It’s sad – since the underlying reason the cause exists is good – that often the organization gets away from the original idea.
And kudos to you as well, Cuppy, for giving to UCSD’s center. It’s a school I can stand behind – knowing quite a few people who graduated from there.
My 2 yen to Cuppy,
I hope in no way did I offend you with my initiative, and at no point was I trying to bandwagon on the whole breast cancer awareness issue. I did it because it was important to me, and I thought it was a nice way to do something different. In the end, I also made my donation to research. That was truly the point for me.
Now, after that, I realized just what a “popular thing” it has become. The NFL, WWE, and more are suddenly going pink after years and years of not doing anything publicly. Supporting breast cancer awareness has certainly become the cool thing to do, so to speak, and you’re right. The awareness has long been there, it’s the actual effort that needs to be focused on.
But to that degree, cancer in general should be as much of a focus as any particular aspect of it. It’s why I wear a bracelet for Cancer, that I never take off. When it breaks, I make a donation and get another one. I do what I can, when I can. I’ve lost four people to various types of Cancer, and one was the most important woman in my life (next to my wife). I’m not trying to be defensive, because I don’t feel the need to be. Your points were bang on. I just wanted to clarify my own position and reasons for it.
I think you summarized the main issues beautifully. Were you familiar with the #pinknausea hashtag on Twitter? Many people Tweeted examples of problematic breast cancer “awareness.” And MANY people, myself included, blogged about it in October. I’m glad that many are speaking out. I hope that posts like this one can at least encourage people to put on their critical thinking caps.
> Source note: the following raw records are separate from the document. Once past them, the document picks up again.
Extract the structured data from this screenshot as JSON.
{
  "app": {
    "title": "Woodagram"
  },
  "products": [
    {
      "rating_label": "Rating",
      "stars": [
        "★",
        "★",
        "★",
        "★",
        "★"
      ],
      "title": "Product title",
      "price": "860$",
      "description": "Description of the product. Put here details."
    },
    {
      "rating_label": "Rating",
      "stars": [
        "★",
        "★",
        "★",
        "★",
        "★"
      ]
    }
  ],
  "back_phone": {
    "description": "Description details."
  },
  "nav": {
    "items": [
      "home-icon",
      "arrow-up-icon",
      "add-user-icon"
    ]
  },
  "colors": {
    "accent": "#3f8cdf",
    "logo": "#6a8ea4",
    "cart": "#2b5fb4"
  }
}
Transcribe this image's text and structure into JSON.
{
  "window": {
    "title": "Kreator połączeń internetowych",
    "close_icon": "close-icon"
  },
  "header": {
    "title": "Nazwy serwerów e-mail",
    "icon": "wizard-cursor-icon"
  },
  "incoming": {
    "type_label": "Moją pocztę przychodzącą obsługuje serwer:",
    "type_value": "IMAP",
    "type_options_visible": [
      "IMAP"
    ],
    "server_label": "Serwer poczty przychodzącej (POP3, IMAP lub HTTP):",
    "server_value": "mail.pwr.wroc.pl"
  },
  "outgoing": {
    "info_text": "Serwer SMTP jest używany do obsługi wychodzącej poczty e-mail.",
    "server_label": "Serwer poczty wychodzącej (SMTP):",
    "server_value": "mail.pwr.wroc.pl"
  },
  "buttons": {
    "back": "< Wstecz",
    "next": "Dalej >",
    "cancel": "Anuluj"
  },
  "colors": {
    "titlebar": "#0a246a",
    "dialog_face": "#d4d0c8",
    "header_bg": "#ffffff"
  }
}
PS I just followed you on Twitter as @cartooninperson.
Thank you for bringing this to my attention – though I have never donated money to breast cancer causes or the Susan K. foundation, if I had known their stance on Planned Parenthood (to whom I have donated) it would have solidified my choices. However, good intentions are just that – good. Sometimes they do lead us to the road to Hell.